• Eva Søndergaard
  • Karen Søndergaard
Sitting has become the most common work posture in todays society, and workstations requiring prolonged sitting are associated with seated discomfort. Discomfort has been identified as a precursor to pain and, as such, seated discomfort may, if sustained, lead to pain in the related body regions. Low back pain is the most common type of pain reported in adults, and pose a significant societal cost. The variability of biological systems has been shown to change with pain and disease. This master thesis concerns the variability of seated postural control during the development of seated discomfort, by means of linear and nonlinear analysis techniques. Discomfort ratings, kinetic and kinematic data were sampled from 9 healthy, male subjects during prolonged sitting. Correlation analysis was performed to determine the correlation of each parameter to discomfort. Results showed that the amount of variability, was positively correlated to discomfort, whereas complexity was negatively correlated with discomfort, for all variables. These findings suggest that objective postural parameters are interrelated with subjective discomfort, and that the importance of the dynamics of seated posture may challenge the idea of a static ideal seated posture.
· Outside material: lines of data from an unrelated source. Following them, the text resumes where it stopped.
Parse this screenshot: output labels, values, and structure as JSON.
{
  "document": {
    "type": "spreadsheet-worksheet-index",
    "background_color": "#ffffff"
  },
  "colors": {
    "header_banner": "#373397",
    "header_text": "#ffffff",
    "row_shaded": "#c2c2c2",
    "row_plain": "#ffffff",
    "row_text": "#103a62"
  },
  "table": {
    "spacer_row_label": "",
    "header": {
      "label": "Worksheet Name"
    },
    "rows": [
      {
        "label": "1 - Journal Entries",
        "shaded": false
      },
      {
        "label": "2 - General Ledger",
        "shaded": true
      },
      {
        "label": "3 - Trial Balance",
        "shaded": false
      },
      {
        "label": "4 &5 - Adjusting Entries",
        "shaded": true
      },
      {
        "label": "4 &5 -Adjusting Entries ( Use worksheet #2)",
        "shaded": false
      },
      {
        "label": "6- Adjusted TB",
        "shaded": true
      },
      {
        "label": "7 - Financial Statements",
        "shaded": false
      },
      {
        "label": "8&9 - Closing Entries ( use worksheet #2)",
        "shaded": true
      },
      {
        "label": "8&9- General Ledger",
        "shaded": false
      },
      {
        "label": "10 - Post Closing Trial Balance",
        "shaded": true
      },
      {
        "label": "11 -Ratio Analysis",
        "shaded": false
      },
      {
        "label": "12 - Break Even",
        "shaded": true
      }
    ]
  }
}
Publication date2009
Number of pages83
Publishing institutionAalborg Universitet
ID: 17645677